    1. Yeah, it was so nice! Not that I wouldn't say no to a sequel that picks up where this one left off, but the ending wrapped things up nicely.

      Delete
  10. JA wasn't required reading for you in high school? What are they teaching you guys up in Canada? hehe

    Okay. I'm terrible at making Canada jokes. If only I were Barney Stinson. *longing sigh*

    Anyhoo, Persuasion is my favorite Austen novel, so I think would love this despite the slow pace. Some of my favorite novels are told at a slower place, but I love them because the prose captivates me. I'll definitely give this one a try.

    ReplyDelete
    Replies
    1. haha, yeah I'm surprised it was never required reading in either high school or university. It would've been nice though, because required reading was pretty much the only way I ever got around to reading classics. It's good to know Persuasion is your favourite of her novels - I am contemplating watching the movie (because I unfortunately don't have time to read the book - at the moment anyway). And yeah, the prose was so lovely and the character building so excellent because of the slower pace so I ended up really loving it.

      Delete
  11. Ok, I've never heard of a historical dystopian. Strange. This is not at all what I was expecting from this book. Also I never have read any Jane Austen either. It wasn't required reading in high school which is odd since I always took honors classes.
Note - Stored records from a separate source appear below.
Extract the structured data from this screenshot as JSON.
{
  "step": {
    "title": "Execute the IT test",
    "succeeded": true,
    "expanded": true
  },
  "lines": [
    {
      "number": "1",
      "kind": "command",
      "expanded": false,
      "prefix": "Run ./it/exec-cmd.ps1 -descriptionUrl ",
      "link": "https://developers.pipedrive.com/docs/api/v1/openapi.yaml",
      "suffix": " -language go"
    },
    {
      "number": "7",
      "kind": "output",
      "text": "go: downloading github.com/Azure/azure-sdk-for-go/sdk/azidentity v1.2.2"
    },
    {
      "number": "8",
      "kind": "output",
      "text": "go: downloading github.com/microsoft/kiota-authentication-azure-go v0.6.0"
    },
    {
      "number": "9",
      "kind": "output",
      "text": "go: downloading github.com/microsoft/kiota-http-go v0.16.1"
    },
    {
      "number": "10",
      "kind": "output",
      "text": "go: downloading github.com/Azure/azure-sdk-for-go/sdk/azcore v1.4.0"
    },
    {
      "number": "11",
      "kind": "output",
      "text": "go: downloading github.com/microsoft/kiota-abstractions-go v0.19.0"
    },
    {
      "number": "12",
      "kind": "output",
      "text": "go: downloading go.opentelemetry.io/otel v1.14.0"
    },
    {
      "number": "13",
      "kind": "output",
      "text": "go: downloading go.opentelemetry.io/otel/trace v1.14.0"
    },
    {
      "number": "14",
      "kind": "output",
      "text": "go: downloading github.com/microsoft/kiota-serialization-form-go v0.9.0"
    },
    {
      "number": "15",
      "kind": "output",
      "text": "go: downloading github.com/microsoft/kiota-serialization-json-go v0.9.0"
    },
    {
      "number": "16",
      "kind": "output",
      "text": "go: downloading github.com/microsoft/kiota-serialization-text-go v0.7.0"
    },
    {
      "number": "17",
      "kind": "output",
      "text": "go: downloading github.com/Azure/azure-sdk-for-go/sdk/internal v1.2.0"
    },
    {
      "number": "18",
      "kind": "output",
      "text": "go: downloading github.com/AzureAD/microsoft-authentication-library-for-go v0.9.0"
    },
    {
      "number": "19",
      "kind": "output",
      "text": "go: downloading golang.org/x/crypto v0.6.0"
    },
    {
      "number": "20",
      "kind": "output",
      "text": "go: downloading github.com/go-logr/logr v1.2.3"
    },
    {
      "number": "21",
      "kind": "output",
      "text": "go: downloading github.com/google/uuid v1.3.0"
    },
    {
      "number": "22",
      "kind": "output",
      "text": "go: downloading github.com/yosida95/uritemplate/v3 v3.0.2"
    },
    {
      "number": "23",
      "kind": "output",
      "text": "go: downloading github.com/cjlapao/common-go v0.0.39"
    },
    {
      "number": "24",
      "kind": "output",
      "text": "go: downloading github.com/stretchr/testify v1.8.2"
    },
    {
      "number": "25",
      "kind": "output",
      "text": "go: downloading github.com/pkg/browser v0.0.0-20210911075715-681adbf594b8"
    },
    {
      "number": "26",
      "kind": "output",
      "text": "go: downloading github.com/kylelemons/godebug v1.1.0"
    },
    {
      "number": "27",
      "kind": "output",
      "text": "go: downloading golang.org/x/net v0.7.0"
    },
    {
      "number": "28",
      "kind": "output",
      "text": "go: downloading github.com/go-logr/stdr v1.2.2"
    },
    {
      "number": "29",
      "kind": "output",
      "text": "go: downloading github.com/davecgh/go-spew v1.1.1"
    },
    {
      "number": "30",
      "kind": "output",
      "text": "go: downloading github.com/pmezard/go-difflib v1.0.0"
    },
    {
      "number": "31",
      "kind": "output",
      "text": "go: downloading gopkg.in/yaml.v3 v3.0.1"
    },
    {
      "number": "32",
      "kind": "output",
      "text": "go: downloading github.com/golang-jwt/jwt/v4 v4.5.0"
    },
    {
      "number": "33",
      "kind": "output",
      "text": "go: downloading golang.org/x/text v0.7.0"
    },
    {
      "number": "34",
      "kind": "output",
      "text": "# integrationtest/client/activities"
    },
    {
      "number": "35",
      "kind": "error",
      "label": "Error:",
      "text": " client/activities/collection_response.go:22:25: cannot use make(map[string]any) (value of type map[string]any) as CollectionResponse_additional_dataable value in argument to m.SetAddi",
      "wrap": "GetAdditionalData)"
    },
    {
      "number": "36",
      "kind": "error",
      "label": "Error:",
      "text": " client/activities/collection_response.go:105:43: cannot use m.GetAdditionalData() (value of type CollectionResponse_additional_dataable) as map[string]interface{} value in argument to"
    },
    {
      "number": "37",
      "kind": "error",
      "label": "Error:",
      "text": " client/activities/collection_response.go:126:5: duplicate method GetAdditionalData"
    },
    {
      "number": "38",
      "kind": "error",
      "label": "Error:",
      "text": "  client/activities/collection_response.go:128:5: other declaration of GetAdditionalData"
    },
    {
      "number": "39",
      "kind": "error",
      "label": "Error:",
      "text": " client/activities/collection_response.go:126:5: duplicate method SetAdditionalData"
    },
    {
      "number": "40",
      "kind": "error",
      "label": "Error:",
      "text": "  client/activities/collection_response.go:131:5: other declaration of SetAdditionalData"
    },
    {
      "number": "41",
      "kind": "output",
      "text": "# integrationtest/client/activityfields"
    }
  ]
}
In college I didn't really have to take any advance literature only writing.

    ReplyDelete
    Replies
    1. Not historical dystopian, per se. It was still set in the future, but because of their Luddite lifestyle, it seemed like it was set in the past. I wish it had been required reading for me - that's pretty much the only way I ever read classics.

      Delete
    2. Picked this one up on Amazon.com sale $2.99 because of your great recommendation! Thanks!!!

      Delete
    3. Hurray! This was a surprisingly powerful read, I thought. Diana Peterfreund knows how to write characters.

      Delete
  12. Sounds like Elliot is a whole lot better than the original character (who didn't marry the guy the first time because her family looked down on his profession as a sailor and pressured her to turn him aside. I was not a fan).

    After all the action of her unicorn series I'm surprised at the slower pacing here, but it sounds like that makes sense given the plot. The world-building sounds fascinating, and I can get on board a slower plot if the world is captivating. Being a standalone is nice, too.

    ReplyDelete
    Replies
    1. Hmm, I see. I wouldn't have liked her as much in that case either. Glad DIana made her more likeable in this case. I was totally fine with the slower pacing given how involved the characterization was and how captivating the story was.

      Delete
  13. I've heard great things about this book across the board but your review really stood out to me. Thanks to your comments I put the book on hold at my library. Thanks!

    ReplyDelete
    Replies
    1. Thanks so much! That's very kind :)

      Delete
  14. For Darkness Shows the Stars is a deliciously painful story of love and loss, of misunderstanding, of evil in the world and triumph over that evil. It's a story of hope and adventure. And it's also a cautionary tale that details the dangers of two very different extremes.

    Mariz
    Great data for Top Austin Towing website

    ReplyDelete